◆ **Data about app and page elements**
-------

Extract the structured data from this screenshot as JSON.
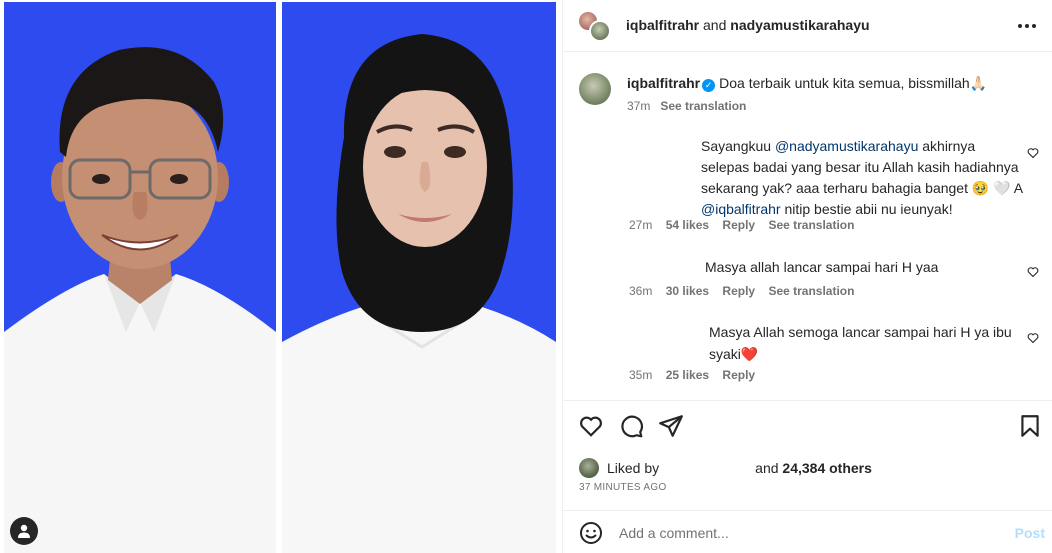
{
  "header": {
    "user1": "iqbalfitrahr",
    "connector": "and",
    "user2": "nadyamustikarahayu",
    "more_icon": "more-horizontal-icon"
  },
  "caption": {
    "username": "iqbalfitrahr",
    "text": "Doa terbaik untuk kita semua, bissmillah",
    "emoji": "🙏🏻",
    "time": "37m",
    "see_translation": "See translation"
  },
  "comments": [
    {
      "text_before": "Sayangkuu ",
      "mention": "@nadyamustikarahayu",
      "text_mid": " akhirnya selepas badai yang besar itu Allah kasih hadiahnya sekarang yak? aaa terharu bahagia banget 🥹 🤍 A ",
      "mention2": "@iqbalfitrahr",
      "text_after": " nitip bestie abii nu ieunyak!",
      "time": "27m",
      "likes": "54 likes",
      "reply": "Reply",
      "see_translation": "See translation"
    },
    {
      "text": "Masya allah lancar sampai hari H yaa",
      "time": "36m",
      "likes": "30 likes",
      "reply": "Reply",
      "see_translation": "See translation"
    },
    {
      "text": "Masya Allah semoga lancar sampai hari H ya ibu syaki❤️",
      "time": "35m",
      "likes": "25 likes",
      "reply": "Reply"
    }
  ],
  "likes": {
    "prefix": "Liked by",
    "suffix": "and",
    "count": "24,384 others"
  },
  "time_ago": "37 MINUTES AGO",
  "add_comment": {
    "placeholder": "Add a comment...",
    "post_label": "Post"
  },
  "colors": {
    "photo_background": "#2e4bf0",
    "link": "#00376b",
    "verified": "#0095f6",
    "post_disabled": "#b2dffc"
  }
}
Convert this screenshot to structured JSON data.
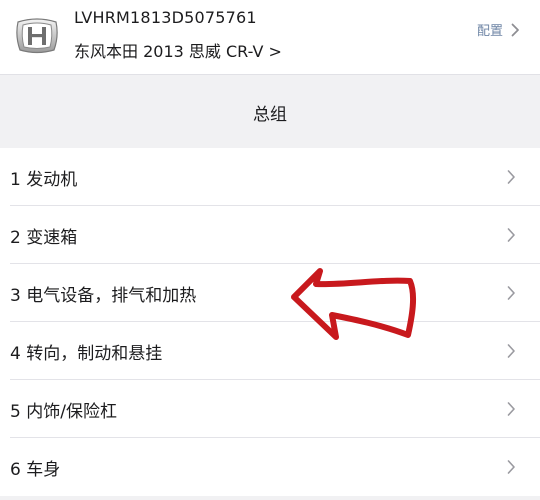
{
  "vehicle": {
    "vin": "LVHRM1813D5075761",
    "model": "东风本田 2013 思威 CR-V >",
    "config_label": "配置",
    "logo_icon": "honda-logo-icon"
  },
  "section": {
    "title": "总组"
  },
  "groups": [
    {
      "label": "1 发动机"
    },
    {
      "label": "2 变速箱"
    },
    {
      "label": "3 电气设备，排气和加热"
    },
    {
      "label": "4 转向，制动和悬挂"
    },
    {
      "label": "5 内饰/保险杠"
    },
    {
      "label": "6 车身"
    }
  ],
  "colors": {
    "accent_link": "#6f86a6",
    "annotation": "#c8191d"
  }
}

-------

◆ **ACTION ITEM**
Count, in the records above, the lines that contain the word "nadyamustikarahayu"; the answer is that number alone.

◆ **ANSWER TO THE PROBLEM**
2